- The Washington Times - Thursday, August 26, 2010

Freedom’s burden

“I want to highlight something Mark Steyn pointed out in his own commentary on [Geert] Wilders’ arrest and trial: ‘Speaking as a bona fide far-right nutcase, I rather resent the label’s export to Holland: Pim Fortuyn wasn’t ‘right-wing,’ he was a gay hedonist; Theo van Gogh was an anti-monarchist coke-snorting nihilist; Ayaan Hirsi Ali is a secular liberal feminist; Geert Wilders says he’s opposed to Islam because of its hostility to gay equality, whereas the usual rap against us far-right extremists is that we want the godless sodomites to roast in hell. …

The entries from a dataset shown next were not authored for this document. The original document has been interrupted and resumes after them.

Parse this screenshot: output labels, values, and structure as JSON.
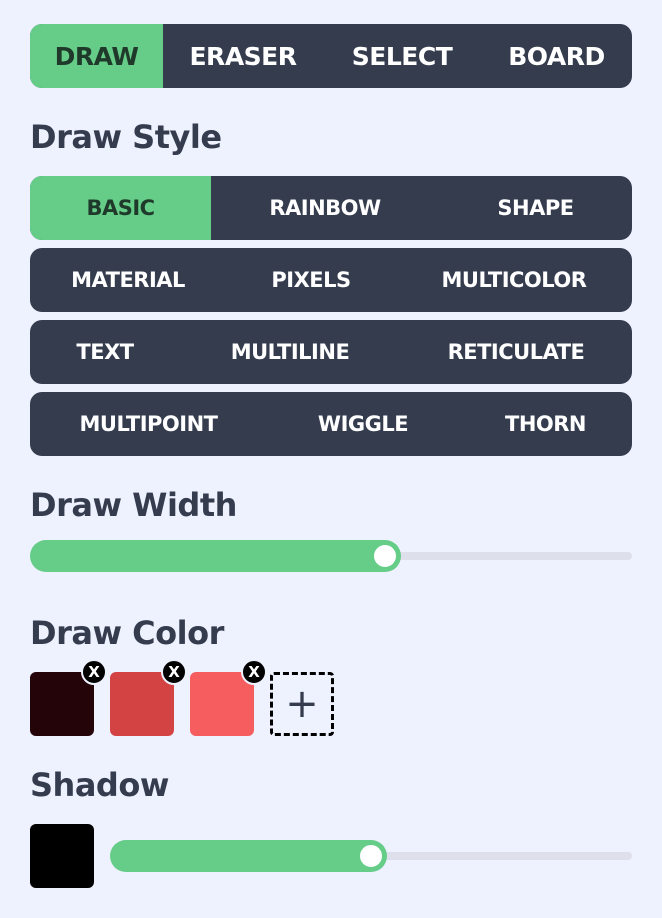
{
  "tool_tabs": [
    {
      "label": "DRAW",
      "active": true
    },
    {
      "label": "ERASER",
      "active": false
    },
    {
      "label": "SELECT",
      "active": false
    },
    {
      "label": "BOARD",
      "active": false
    }
  ],
  "draw_style": {
    "heading": "Draw Style",
    "rows": [
      [
        {
          "label": "BASIC",
          "active": true
        },
        {
          "label": "RAINBOW",
          "active": false
        },
        {
          "label": "SHAPE",
          "active": false
        }
      ],
      [
        {
          "label": "MATERIAL",
          "active": false
        },
        {
          "label": "PIXELS",
          "active": false
        },
        {
          "label": "MULTICOLOR",
          "active": false
        }
      ],
      [
        {
          "label": "TEXT",
          "active": false
        },
        {
          "label": "MULTILINE",
          "active": false
        },
        {
          "label": "RETICULATE",
          "active": false
        }
      ],
      [
        {
          "label": "MULTIPOINT",
          "active": false
        },
        {
          "label": "WIGGLE",
          "active": false
        },
        {
          "label": "THORN",
          "active": false
        }
      ]
    ]
  },
  "draw_width": {
    "heading": "Draw Width",
    "value_fraction": 0.59
  },
  "draw_color": {
    "heading": "Draw Color",
    "swatches": [
      "#240408",
      "#d34343",
      "#f55d5e"
    ],
    "remove_label": "X",
    "add_label": "+",
    "remove_icon": "close-icon",
    "add_icon": "plus-icon"
  },
  "shadow": {
    "heading": "Shadow",
    "color": "#000000",
    "value_fraction": 0.5
  },
  "colors": {
    "accent": "#66cd88",
    "panel": "#343c4e",
    "background": "#eef1fe"
  }
}
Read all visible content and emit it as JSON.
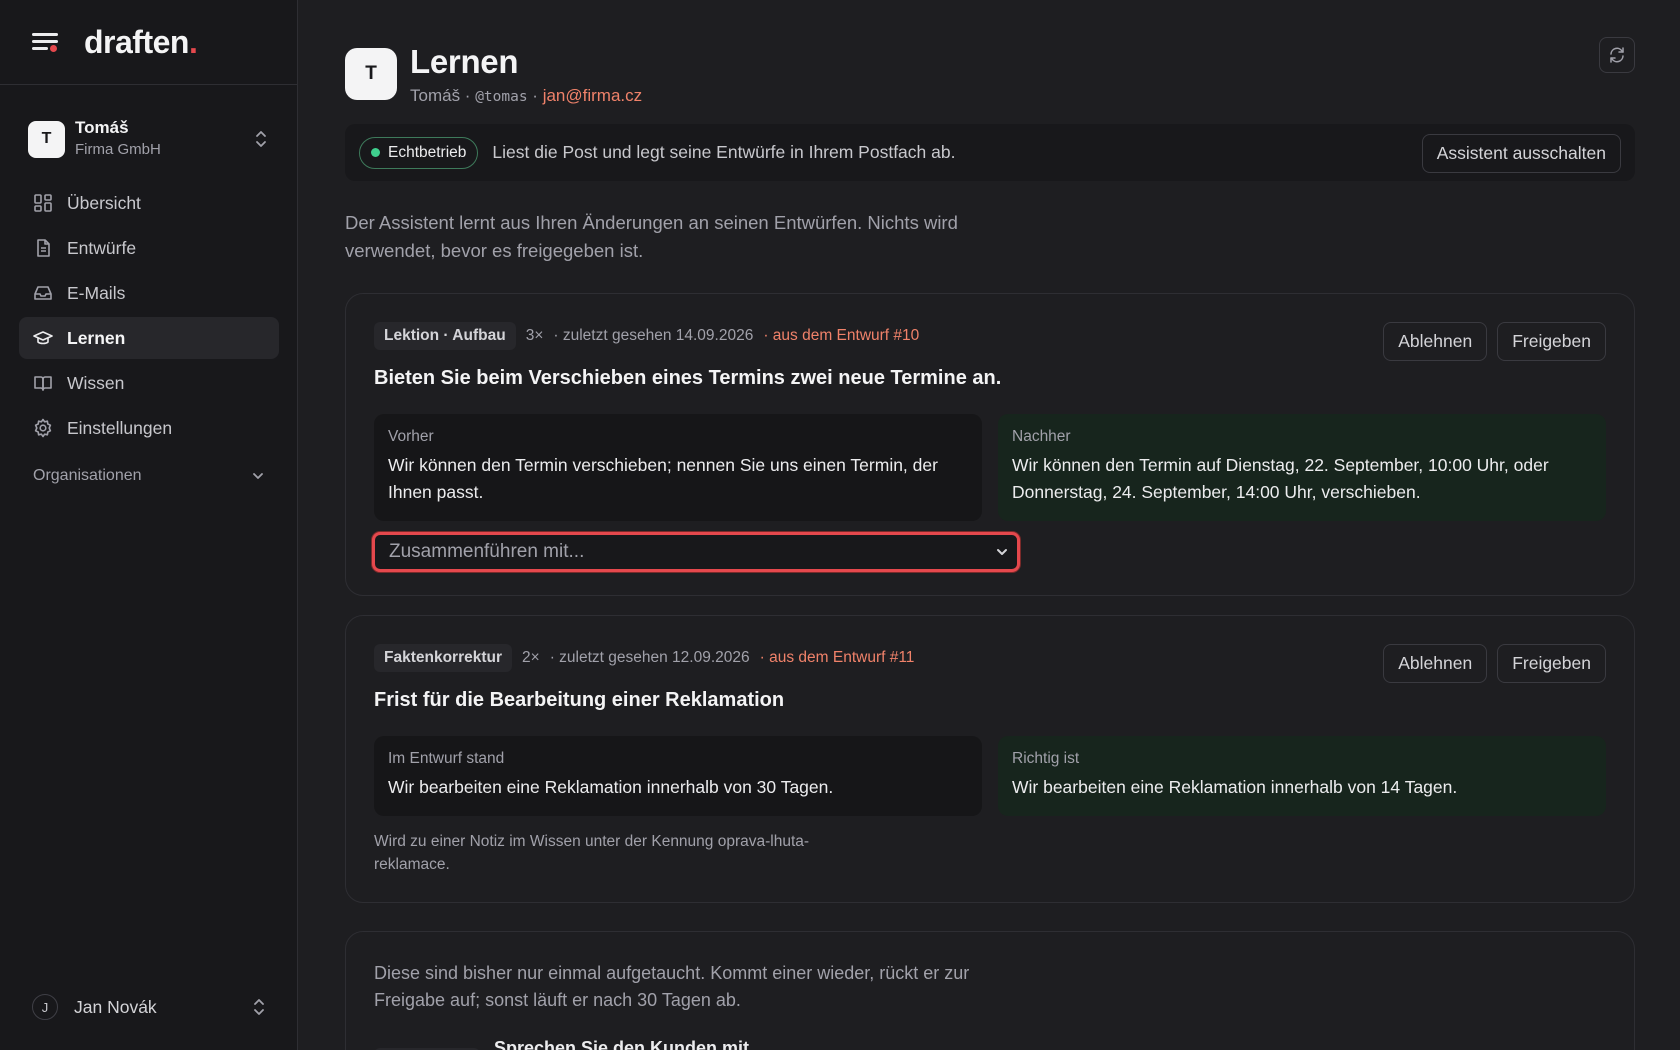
{
  "brand": {
    "name": "draften",
    "dot": "."
  },
  "account": {
    "initial": "T",
    "name": "Tomáš",
    "org": "Firma GmbH"
  },
  "nav": [
    {
      "label": "Übersicht",
      "icon": "dashboard-icon"
    },
    {
      "label": "Entwürfe",
      "icon": "document-icon"
    },
    {
      "label": "E-Mails",
      "icon": "inbox-icon"
    },
    {
      "label": "Lernen",
      "icon": "graduation-cap-icon",
      "active": true
    },
    {
      "label": "Wissen",
      "icon": "book-icon"
    },
    {
      "label": "Einstellungen",
      "icon": "gear-icon"
    }
  ],
  "orgs_label": "Organisationen",
  "user": {
    "initial": "J",
    "name": "Jan Novák"
  },
  "header": {
    "initial": "T",
    "title": "Lernen",
    "sub_name": "Tomáš · ",
    "sub_handle": "@tomas",
    "sub_sep": " · ",
    "sub_email": "jan@firma.cz"
  },
  "status": {
    "badge": "Echtbetrieb",
    "text": "Liest die Post und legt seine Entwürfe in Ihrem Postfach ab.",
    "button": "Assistent ausschalten"
  },
  "intro": "Der Assistent lernt aus Ihren Änderungen an seinen Entwürfen. Nichts wird verwendet, bevor es freigegeben ist.",
  "cards": [
    {
      "tag": "Lektion · Aufbau",
      "count": "3×",
      "seen": "· zuletzt gesehen 14.09.2026",
      "source": "· aus dem Entwurf #10",
      "reject": "Ablehnen",
      "approve": "Freigeben",
      "title": "Bieten Sie beim Verschieben eines Termins zwei neue Termine an.",
      "before_label": "Vorher",
      "before_text": "Wir können den Termin verschieben; nennen Sie uns einen Termin, der Ihnen passt.",
      "after_label": "Nachher",
      "after_text": "Wir können den Termin auf Dienstag, 22. September, 10:00 Uhr, oder Donnerstag, 24. September, 14:00 Uhr, verschieben.",
      "merge_placeholder": "Zusammenführen mit..."
    },
    {
      "tag": "Faktenkorrektur",
      "count": "2×",
      "seen": "· zuletzt gesehen 12.09.2026",
      "source": "· aus dem Entwurf #11",
      "reject": "Ablehnen",
      "approve": "Freigeben",
      "title": "Frist für die Bearbeitung einer Reklamation",
      "before_label": "Im Entwurf stand",
      "before_text": "Wir bearbeiten eine Reklamation innerhalb von 30 Tagen.",
      "after_label": "Richtig ist",
      "after_text": "Wir bearbeiten eine Reklamation innerhalb von 14 Tagen.",
      "note": "Wird zu einer Notiz im Wissen unter der Kennung oprava-lhuta-reklamace."
    }
  ],
  "pending": {
    "text": "Diese sind bisher nur einmal aufgetaucht. Kommt einer wieder, rückt er zur Freigabe auf; sonst läuft er nach 30 Tagen ab.",
    "first_title": "Sprechen Sie den Kunden mit"
  },
  "colors": {
    "accent": "#f0826a",
    "brand_dot": "#e5484d",
    "live": "#3fcf8e",
    "focus_ring": "#e5484d"
  }
}
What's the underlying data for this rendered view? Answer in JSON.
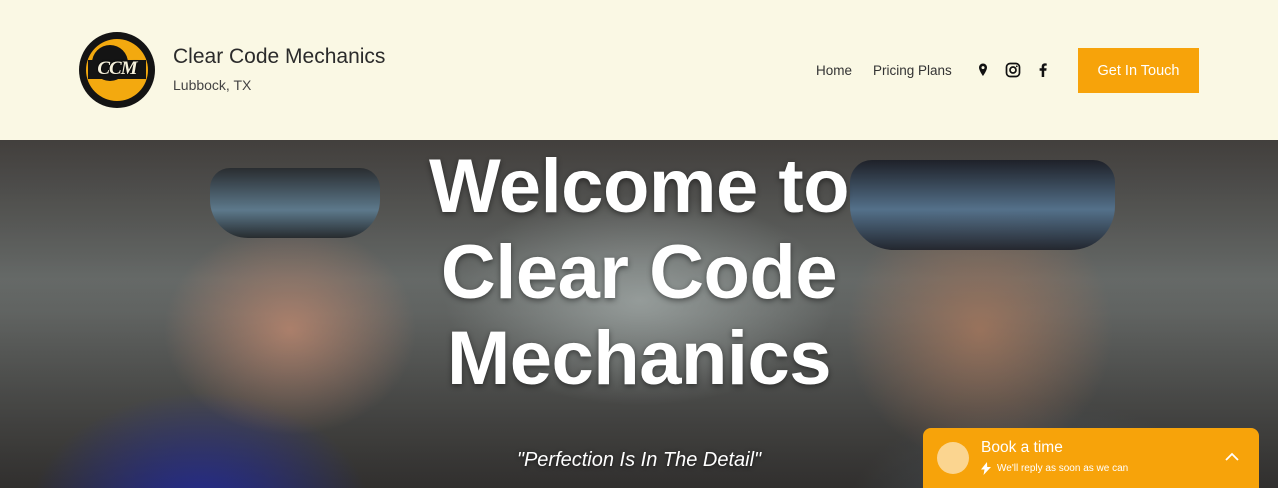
{
  "header": {
    "logo_text": "CCM",
    "title": "Clear Code Mechanics",
    "subtitle": "Lubbock, TX",
    "nav": [
      {
        "label": "Home"
      },
      {
        "label": "Pricing Plans"
      }
    ],
    "social_icons": [
      "map-pin-icon",
      "instagram-icon",
      "facebook-icon"
    ],
    "cta_label": "Get In Touch"
  },
  "hero": {
    "heading": "Welcome to Clear Code Mechanics",
    "tagline": "\"Perfection Is In The Detail\""
  },
  "chat_widget": {
    "title": "Book a time",
    "subtitle": "We'll reply as soon as we can"
  },
  "colors": {
    "background": "#faf8e4",
    "accent": "#f7a30a",
    "text": "#2b2b2b"
  }
}
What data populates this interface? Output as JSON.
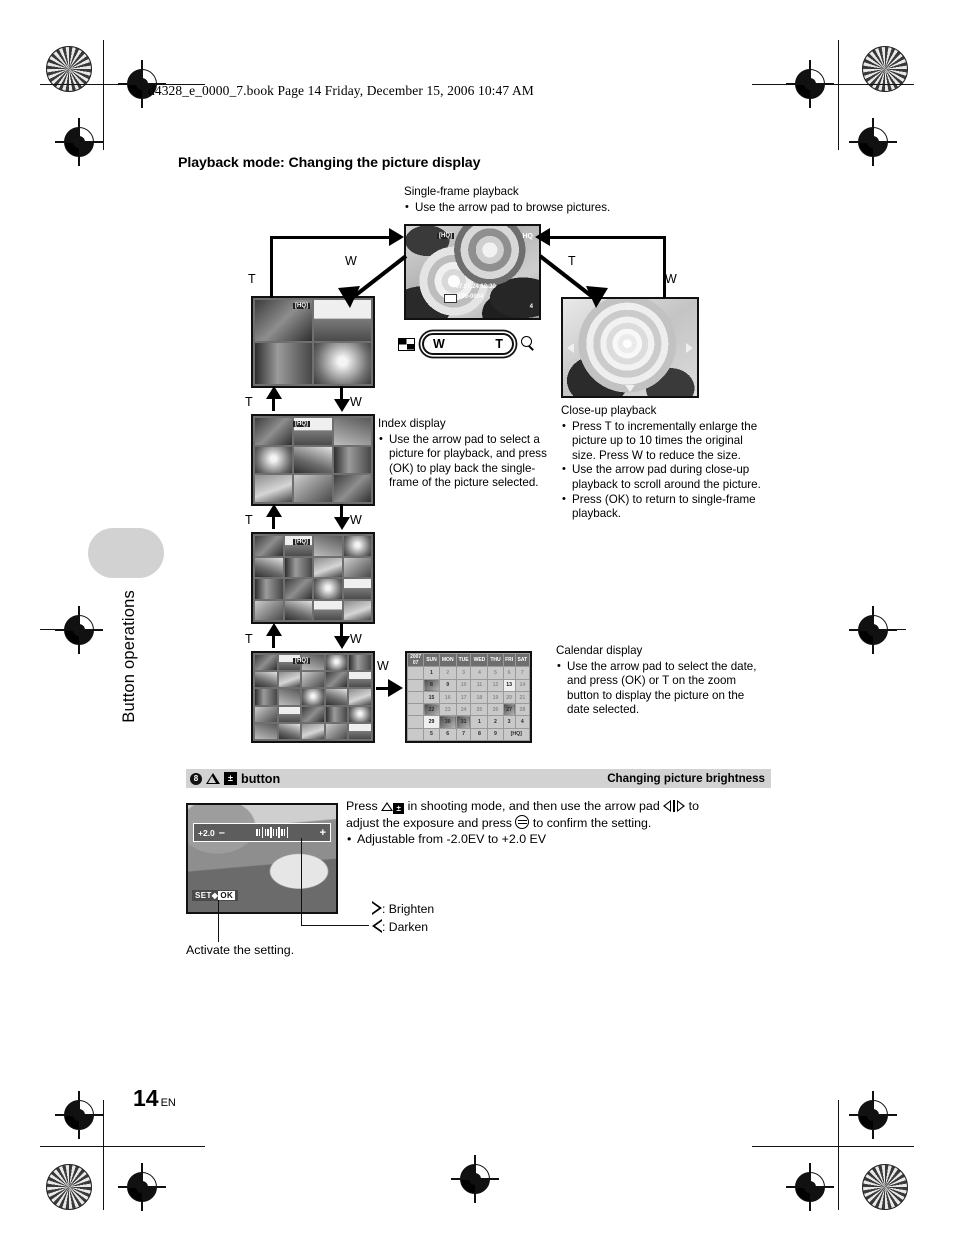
{
  "header": {
    "book_line": "d4328_e_0000_7.book  Page 14  Friday, December 15, 2006  10:47 AM"
  },
  "side_tab": {
    "label": "Button operations"
  },
  "page_footer": {
    "number": "14",
    "lang": "EN"
  },
  "main": {
    "title": "Playback mode: Changing the picture display"
  },
  "diagram": {
    "single_frame": {
      "heading": "Single-frame playback",
      "bullets": [
        "Use the arrow pad to browse pictures."
      ],
      "osd": {
        "mode": "[HQ]",
        "quality": "HQ",
        "datetime": "'07.07.24  12:30",
        "file": "100-0004",
        "number": "4"
      }
    },
    "index_display": {
      "heading": "Index display",
      "bullets": [
        "Use the arrow pad to select a picture for playback, and press (OK) to play back the single-frame of the picture selected."
      ],
      "screens": [
        "4",
        "9",
        "16",
        "25"
      ]
    },
    "closeup": {
      "heading": "Close-up playback",
      "bullets": [
        "Press T to incrementally enlarge the picture up to 10 times the original size. Press W to reduce the size.",
        "Use the arrow pad during close-up playback to scroll around the picture.",
        "Press (OK) to return to single-frame playback."
      ]
    },
    "calendar": {
      "heading": "Calendar display",
      "bullets": [
        "Use the arrow pad to select the date, and press (OK) or T on the zoom button to display the picture on the date selected."
      ],
      "weekdays": [
        "SUN",
        "MON",
        "TUE",
        "WED",
        "THU",
        "FRI",
        "SAT"
      ],
      "year": "2007",
      "month": "07",
      "weeks": [
        [
          "1",
          "2",
          "3",
          "4",
          "5",
          "6",
          "7"
        ],
        [
          "8",
          "9",
          "10",
          "11",
          "12",
          "13",
          "14"
        ],
        [
          "15",
          "16",
          "17",
          "18",
          "19",
          "20",
          "21"
        ],
        [
          "22",
          "23",
          "24",
          "25",
          "26",
          "27",
          "28"
        ],
        [
          "29",
          "30",
          "31",
          "1",
          "2",
          "3",
          "4"
        ],
        [
          "5",
          "6",
          "7",
          "8",
          "9",
          "",
          ""
        ]
      ],
      "footer_badge": "[HQ]"
    },
    "zoom_control": {
      "wide_label": "W",
      "tele_label": "T"
    },
    "flow_labels": {
      "w": "W",
      "t": "T"
    }
  },
  "bottom_section": {
    "band": {
      "number": "8",
      "button_label": "button",
      "right_title": "Changing picture brightness"
    },
    "body": {
      "line1_a": "Press",
      "line1_b": "in shooting mode, and then use the arrow pad",
      "line1_c": "to",
      "line2_a": "adjust the exposure and press",
      "line2_b": "to confirm the setting.",
      "bullet": "Adjustable from -2.0EV to +2.0 EV"
    },
    "exposure_screen": {
      "value": "+2.0",
      "minus": "–",
      "plus": "+",
      "set_label": "SET",
      "ok_label": "OK"
    },
    "callouts": {
      "brighten": ": Brighten",
      "darken": ": Darken",
      "activate": "Activate the setting."
    }
  }
}
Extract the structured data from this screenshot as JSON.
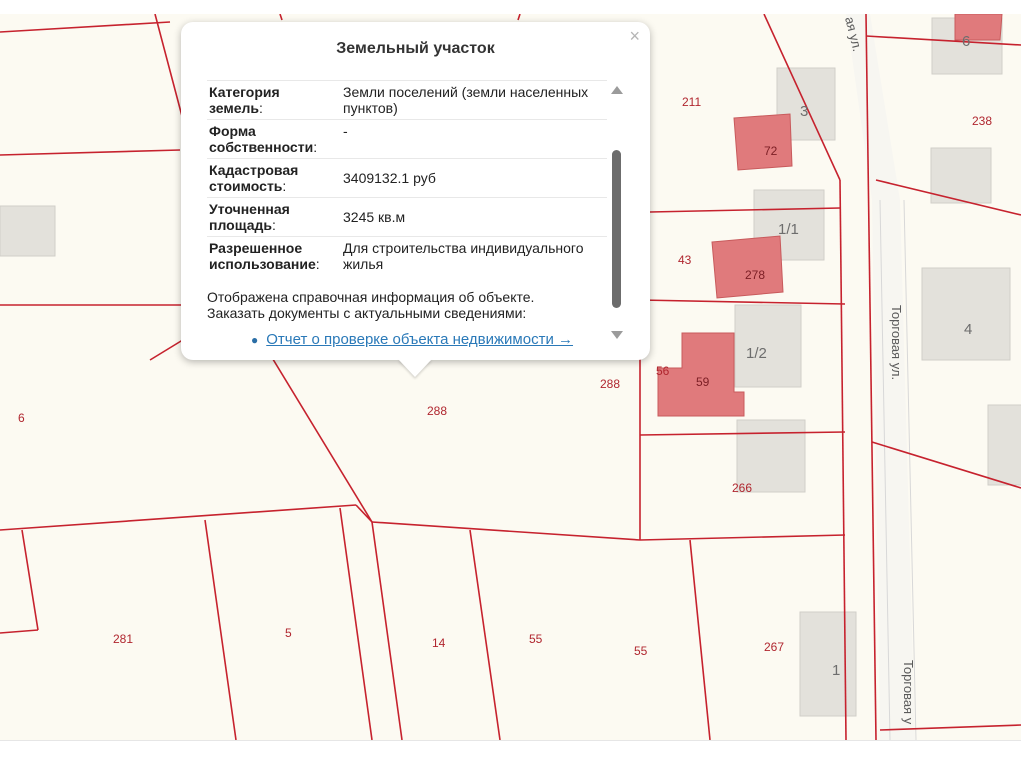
{
  "popup": {
    "title": "Земельный участок",
    "close_symbol": "×",
    "rows": [
      {
        "key_line1": "Категория",
        "key_line2": "земель",
        "value": "Земли поселений (земли населенных пунктов)"
      },
      {
        "key_line1": "Форма",
        "key_line2": "собственности",
        "value": "-"
      },
      {
        "key_line1": "Кадастровая",
        "key_line2": "стоимость",
        "value": "3409132.1 руб"
      },
      {
        "key_line1": "Уточненная",
        "key_line2": "площадь",
        "value": "3245 кв.м"
      },
      {
        "key_line1": "Разрешенное",
        "key_line2": "использование",
        "value": "Для строительства индивидуального жилья"
      }
    ],
    "key_suffix": ":",
    "note_line1": "Отображена справочная информация об объекте.",
    "note_line2": "Заказать документы с актуальными сведениями:",
    "link_text": "Отчет о проверке объекта недвижимости →",
    "scroll_up_icon": "triangle-up-icon",
    "scroll_down_icon": "triangle-down-icon"
  },
  "map": {
    "plot_numbers": {
      "p211": "211",
      "p238": "238",
      "p43": "43",
      "p288a": "288",
      "p288b": "288",
      "p56": "56",
      "p6": "6",
      "p266": "266",
      "p281": "281",
      "p5": "5",
      "p14": "14",
      "p55a": "55",
      "p55b": "55",
      "p267": "267"
    },
    "building_labels": {
      "b3": "3",
      "b6": "6",
      "b11": "1/1",
      "b12": "1/2",
      "b4": "4",
      "b1": "1"
    },
    "red_building_labels": {
      "r72": "72",
      "r278": "278",
      "r59": "59"
    },
    "streets": {
      "torgovaya_mid": "Торговая ул.",
      "torgovaya_bottom": "Торговая у",
      "top_street": "ая ул."
    },
    "colors": {
      "background": "#fcfaf2",
      "boundary": "#c6222e",
      "building": "#e4e2dc",
      "red_building": "#e07a7c"
    }
  }
}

“It demonstrates the contradiction at the heart of libertarianism; in order to preserve certain liberties, you must begin to take a hard line against those who would uproot and destroy them. Yet another Dutchman, Oscar van den Boogaard, a ‘Dutch gay humanist,’ is now famously quoted as having said, reflecting upon the Islamification of his society: ‘I have never learned to fight for my freedom. I was only good at enjoying it.’ Fortuyn and van Gogh, like most Dutch libertines I imagine, would have rather enjoyed their liberties in peace instead of dying in their defense.”

- Joe Hargrave, writing on “Islamification & The libertarians: The Dutch Quandary,” on Aug. 24 at his blog Non Nobis

Litmus test

“How remarkable that the thesis of a book that helped launch the conservative movement [William F. Buckley’s ‘God and Man at Yale’] could, less than half a century later, be completely repudiated by people who claim to be the author’s intellectual heirs. But that is not quite true. It would be more accurate to say that they repudiated only part of it. They’ve foolishly discarded Buckley’s emphasis on Christianity but retained, as they should, his love of free enterprise.

“For instance, everyone in the conservative movement knows that you can be an atheist who actively works to undermine traditional Judeo-Christian morality and conservative social issues and still receive a book deal with a conservative publisher, a fellowship at a conservative think-tank, or a place on the masthead of a major conservative publication. What you cannot do - without being stripped of the label ‘conservative’ - is question free market orthodoxy. You can be squishy on the issue of cutting a child out of the womb, but waver on the prudence of cutting the capital gains tax and you’ll be treated as a traitor.”

- Joe Carter, writing on “God and Man in the Conservative Movement,” on Aug. 25 at the First Things blog On the Square

Where are fans?

“Since 1989, the Center for Feminist Research at the University of Southern California (USC) has published a study of ‘Gender in Televised Sports’ every five years. The latest report has just been released and … Diana Nyad … describes the neglect of women’s sports as ‘unfathomable and unacceptable.’

“But the heavy focus of news and highlights shows on men’s sports is not only fathomable but obvious - that is where the fans are. … Men’s professional sports are a fascination (obsession is more like it) to many millions of men, because they offer extreme competition, performance, and heroics. Women’s professional sports, however skilled and admirable, cannot compare in Promethean drama.

“Even women prefer watching male teams. Few women follow the sports pages and ESPN, but many enjoy attending live games - featuring male athletes. According to Sports Business Daily, 31 percent of the NFL’s ‘avid fans’ are women. Nyad and the USC study authors demand that television cover women’s sports ‘fairly and equitably,’ but the study never once mentions the word ‘attendance.’ Shouldn’t fan interest in the games drive the media stories?”

- Christina Hoff Summers, writing on “Take Back the Sports Page?” on Aug. 12 at the American journal